During the 1950s he was the president of the Motion Picture Alliance and teamed up with the president of the Screen Actors Guild, Ronald Reagan to vehemently fight communist influence in Hollywood. Ronald Reagan once made a pilgrimage to Wayne's birthplace and would often inform White House visitors that Wayne "understood what the American spirit was all about," (Grenier 1996, 85).
Wayne was quintessentially American, America personified in the roles he played on screen. Even though Wayne was diametrically opposed to the ideology of the Hollywood Left-liberals, even Jimmy Carter admitted Wayne was one of his idols. Despite the numerous differences on issues between the two, when speaking at his funeral Carter maintained, "Wayne reflected the best of our national character. In an age of few heroes, he was the genuine article," (Grenier 1996, 84). One of the reasons for such popularity was Wayne's ability to understand the societal values of a majority of Americans. He was adamantly opposed to anything that he considered un-American. Wayne supported and admired politicians like Barry Goldwater, Ronald Reagan, Spiro Agnew, and Douglas McArthur, believing communism was ultimately a threat to American values. He was gregarious and democratically sociable more than most movie stars of his stature, often spending time on location drinking a beer with local blue-collar workers. When he saw High Noon, Wayne could not believe Americans would write such a screenplay. As he maintained, "Four guys come into town to gun down the sheriff. The sheriff is refused help everywhere so [Gary] Cooper goes out alone. It's the most un-American thing I've ever seen in my whole life! The last thing in the picture is ole Coop putting the U.S. Marshall's badge under his foot and stepping on it! I'll never regret having helped Foreman [the screenwriter] out of this country," (Grenier 1996, 87).
Wayne often received a great deal of animosity fr...
John Wayne: A Life in Cinema. (1969, December 31). In LotsofEssays.com.

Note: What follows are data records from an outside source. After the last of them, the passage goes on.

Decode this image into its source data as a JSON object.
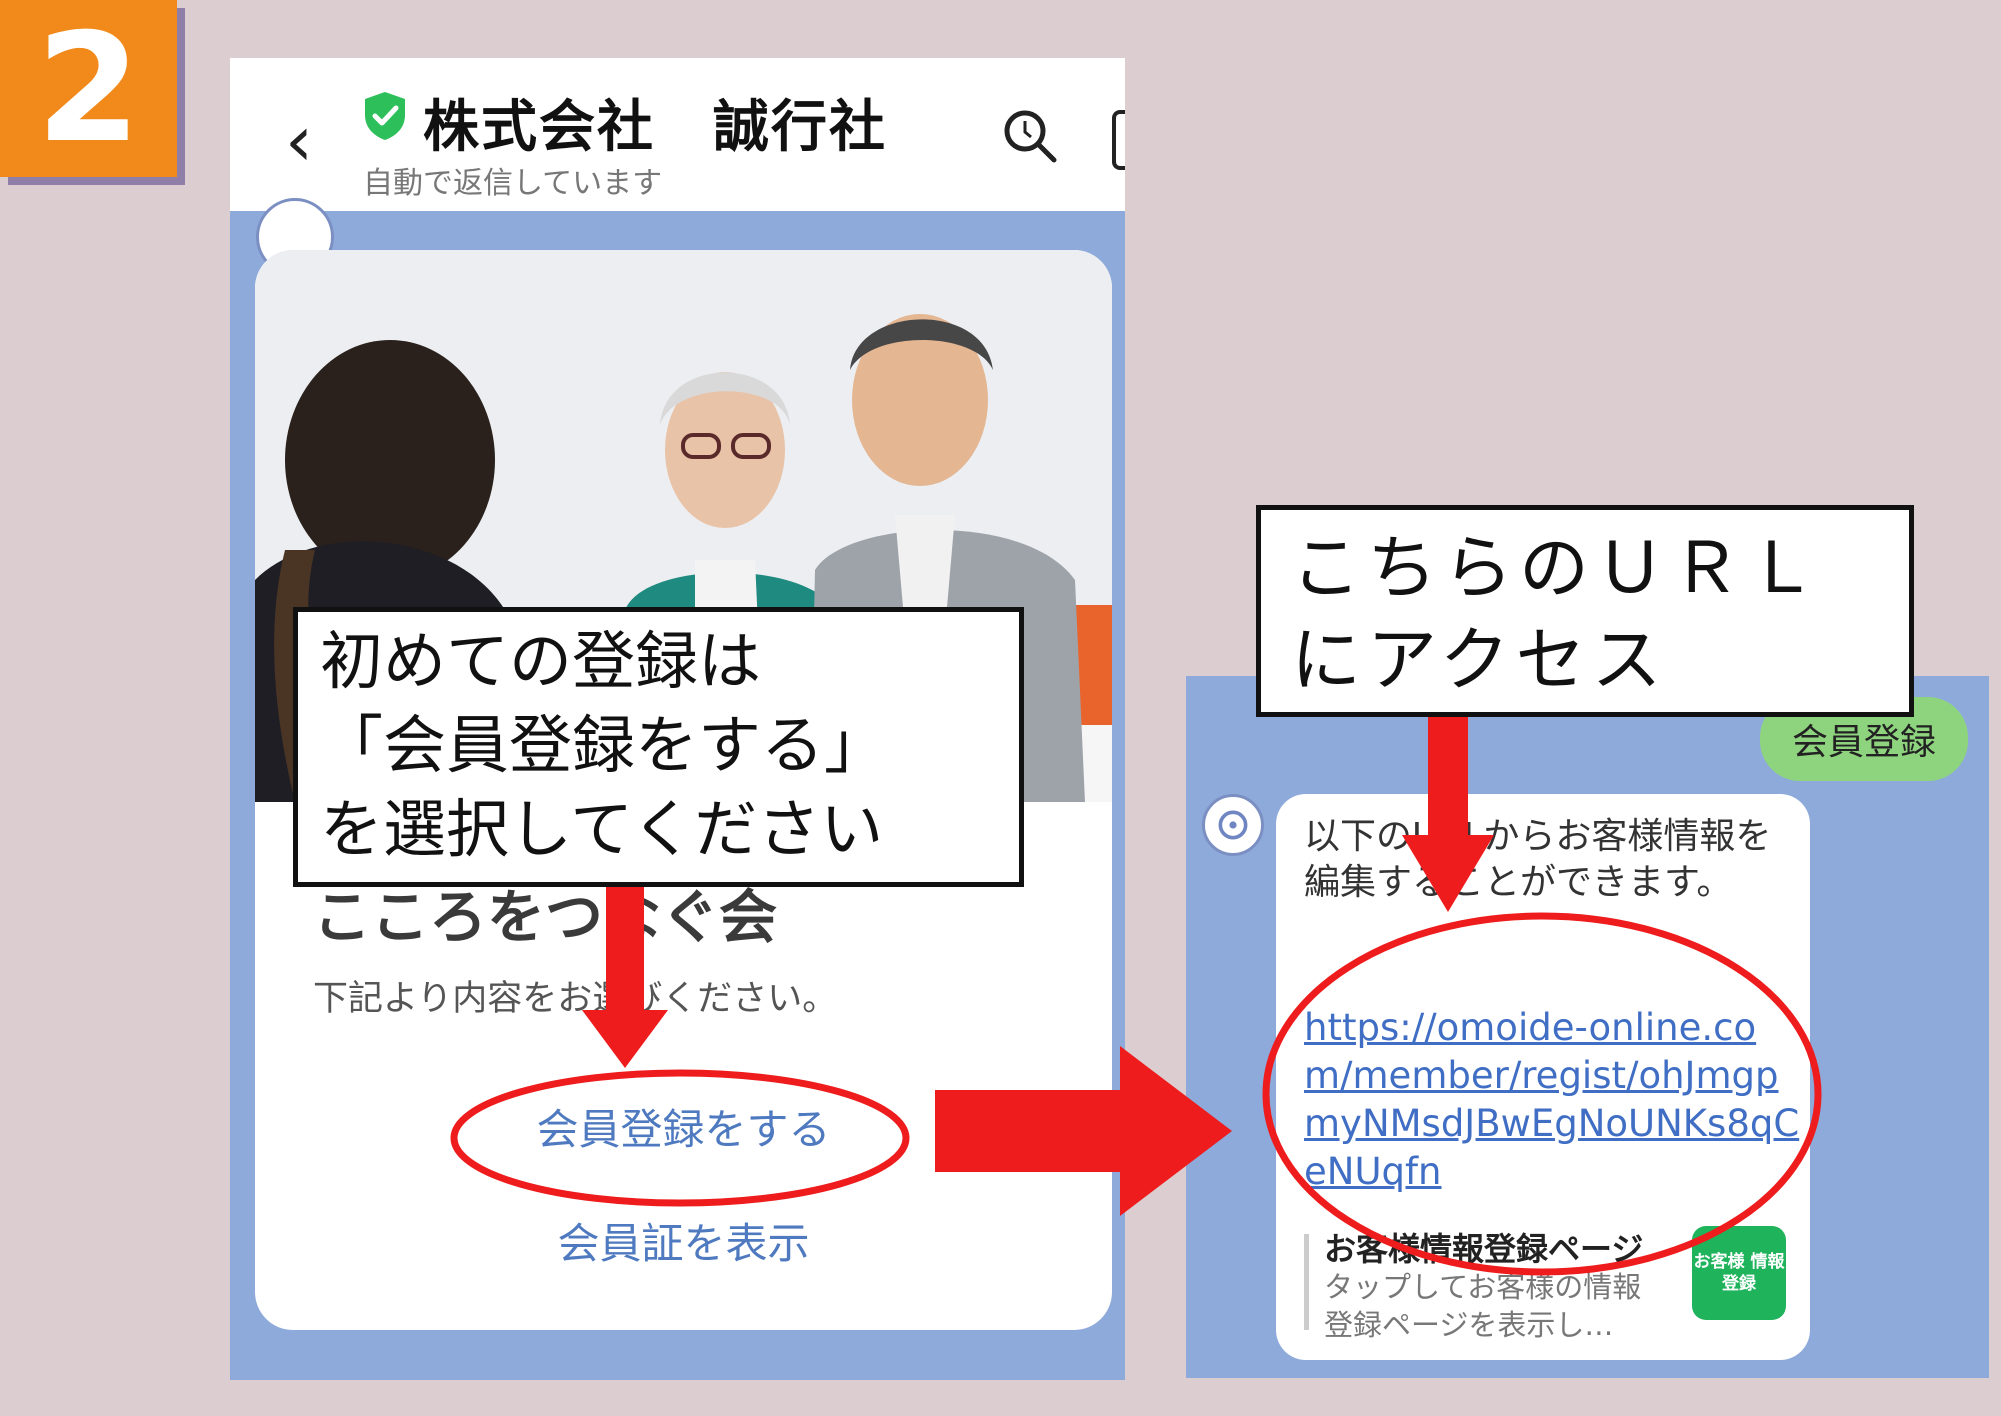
{
  "step_number": "2",
  "chat_header": {
    "account_name": "株式会社　誠行社",
    "status": "自動で返信しています"
  },
  "card": {
    "title": "こころをつなぐ会",
    "description": "下記より内容をお選びください。",
    "register_button": "会員登録をする",
    "member_card_button": "会員証を表示"
  },
  "callouts": {
    "first": [
      "初めての登録は",
      "「会員登録をする」",
      "を選択してください"
    ],
    "second": [
      "こちらのＵＲＬ",
      "にアクセス"
    ]
  },
  "chat2": {
    "user_message": "会員登録",
    "reply_text": "以下のURLからお客様情報を編集することができます。",
    "reply_link": "https://omoide-online.com/member/regist/ohJmgpmyNMsdJBwEgNoUNKs8qCeNUqfn",
    "preview_title": "お客様情報登録ページ",
    "preview_description": "タップしてお客様の情報登録ページを表示し…",
    "preview_thumb": "お客様 情報登録"
  },
  "colors": {
    "background": "#dccdd1",
    "badge": "#f28a1b",
    "chat_bg": "#8eaadb",
    "annotation_red": "#ee1c1c",
    "link_blue": "#3f6ec4",
    "user_bubble": "#8ed37e"
  },
  "icons": [
    "back-arrow-icon",
    "verified-shield-icon",
    "search-icon",
    "menu-icon",
    "account-avatar-icon",
    "photo-placeholder"
  ]
}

Retrieved 19:11, May 24, 2015, from http://www.collegetermpapers.com/viewpaper/1303919568.html